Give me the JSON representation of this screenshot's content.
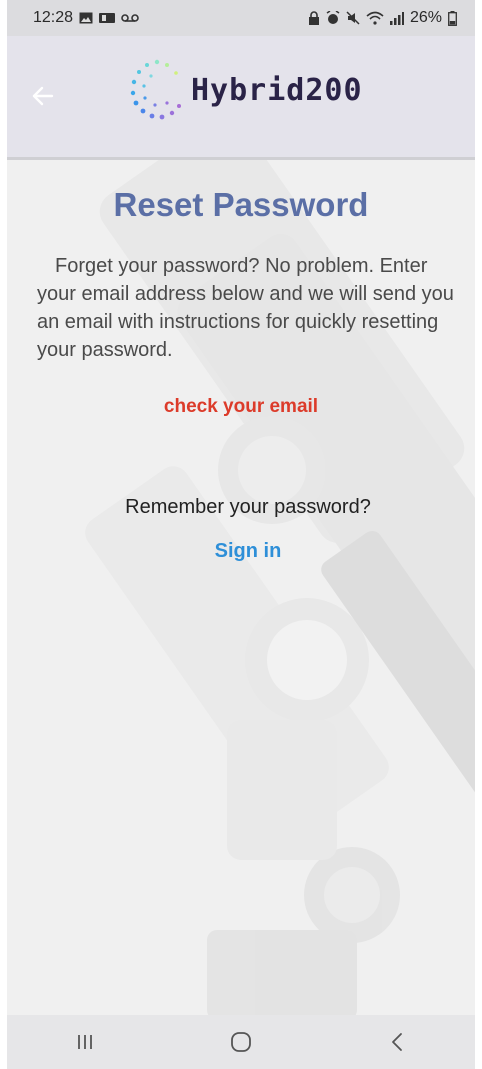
{
  "status_bar": {
    "time": "12:28",
    "battery": "26%",
    "left_icons": [
      "gallery-icon",
      "sim-icon",
      "voicemail-icon"
    ],
    "right_icons": [
      "lock-icon",
      "alarm-icon",
      "mute-icon",
      "wifi-icon",
      "signal-icon",
      "battery-icon"
    ]
  },
  "app_bar": {
    "logo_text": "Hybrid200",
    "back_icon": "arrow-left-icon"
  },
  "page": {
    "title": "Reset Password",
    "description": "Forget your password? No problem. Enter your email address below and we will send you an email with instructions for quickly resetting your password.",
    "notice": "check your email",
    "remember_text": "Remember your password?",
    "signin_link": "Sign in"
  },
  "colors": {
    "title": "#5b6fa6",
    "notice": "#dc3b2a",
    "link": "#2e8fd8",
    "app_bar": "#e4e3eb"
  },
  "nav_bar": {
    "items": [
      "recents-icon",
      "home-icon",
      "back-icon"
    ]
  }
}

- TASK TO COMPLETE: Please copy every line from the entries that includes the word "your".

- REPLY TO THE EXERCISE:
    "description": "Forget your password? No problem. Enter your email address below and we will send you an email with instructions for quickly resetting your password.",
    "notice": "check your email",
    "remember_text": "Remember your password?",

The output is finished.